Moss-covered Monk

Moss-covered Monk


Wednesday, November 28, 2012

A History of Samurai and Zen (24)


The beatitude of Zen is Nirvana, not in the Hinayanistic sense of the term,
but in the sense peculiar to the faith. Nirvana literally means extinction or
annihilation; hence the extinction of life or the annihilation of individuality.

To Zen, however, it means the state of extinction of pain and the
annihilation of sin. Zen never looks for the realization of its beatitude in a
place like heaven, nor believes in the realm of reality transcendental of the
phenomenal universe, nor gives countenance to the superstition of
immortality, nor does it hold the world is the best of all possible worlds, nor
conceives life simply as blessing.

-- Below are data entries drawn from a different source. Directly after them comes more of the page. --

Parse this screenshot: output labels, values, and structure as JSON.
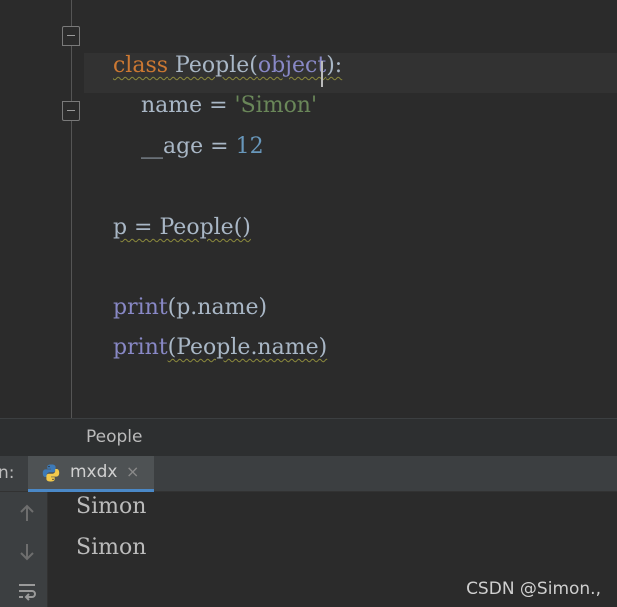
{
  "editor": {
    "lines": [
      {
        "tokens": [
          {
            "t": "class",
            "c": "kw"
          },
          {
            "t": " People(",
            "c": "pl"
          },
          {
            "t": "object",
            "c": "builtin"
          },
          {
            "t": "):",
            "c": "pl"
          }
        ]
      },
      {
        "tokens": [
          {
            "t": "    name = ",
            "c": "pl"
          },
          {
            "t": "'Simon'",
            "c": "str"
          }
        ]
      },
      {
        "tokens": [
          {
            "t": "    __age = ",
            "c": "pl"
          },
          {
            "t": "12",
            "c": "num"
          }
        ]
      },
      {
        "tokens": [
          {
            "t": "p = People()",
            "c": "pl"
          }
        ]
      },
      {
        "tokens": [
          {
            "t": "print",
            "c": "builtin"
          },
          {
            "t": "(p.name)",
            "c": "pl"
          }
        ]
      },
      {
        "tokens": [
          {
            "t": "print",
            "c": "builtin"
          },
          {
            "t": "(People.name)",
            "c": "pl"
          }
        ]
      }
    ]
  },
  "breadcrumb": {
    "label": "People"
  },
  "run": {
    "prefix": "n:",
    "tab_label": "mxdx",
    "tab_close": "×"
  },
  "console": {
    "output": [
      "Simon",
      "Simon"
    ]
  },
  "watermark": "CSDN @Simon.,",
  "colors": {
    "keyword": "#cc7832",
    "builtin": "#8888c6",
    "string": "#6a8759",
    "number": "#6897bb",
    "plain": "#a9b7c6",
    "background": "#2b2b2b"
  },
  "icons": [
    "fold-icon",
    "python-file-icon",
    "close-icon",
    "arrow-up-icon",
    "arrow-down-icon",
    "soft-wrap-icon"
  ]
}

It is in this life, full of shortcomings, misery, and sufferings, that Zen hopes
to realize its beatitude. It is in this world, imperfect, changing, and moving,
that Zen finds the Divine Light it worships. It is in this phenomenal
universe of limitation and relativity that Zen aims to attain to highest
Nirvana. "We speak," says the author of Vimalakirtti nirdeça sutra, "of the
transitoriness of body, but not of the desire of the Nirvana or destruction of
it." "Paranirvana," according to the author of Lankavatarasutra, "is neither
death nor destruction, but bliss, freedom, and purity." "Nirvana," says Kiai
Hwan," means the extinction of pain or the crossing over of the sea of life
and death. It denotes the real permanent state of spiritual attainment. It does
not signify destruction or annihilation. It denotes the belief in the great root
of life and spirit." It is Nirvana of Zen to enjoy bliss for all sufferings of
life. It is Nirvana of Zen to be serene in mind for all disturbances of actual
existence. It is Nirvana of Zen to be in the conscious union with Universal
Life or Buddha through Enlightenment.

~Kaiten Nukariya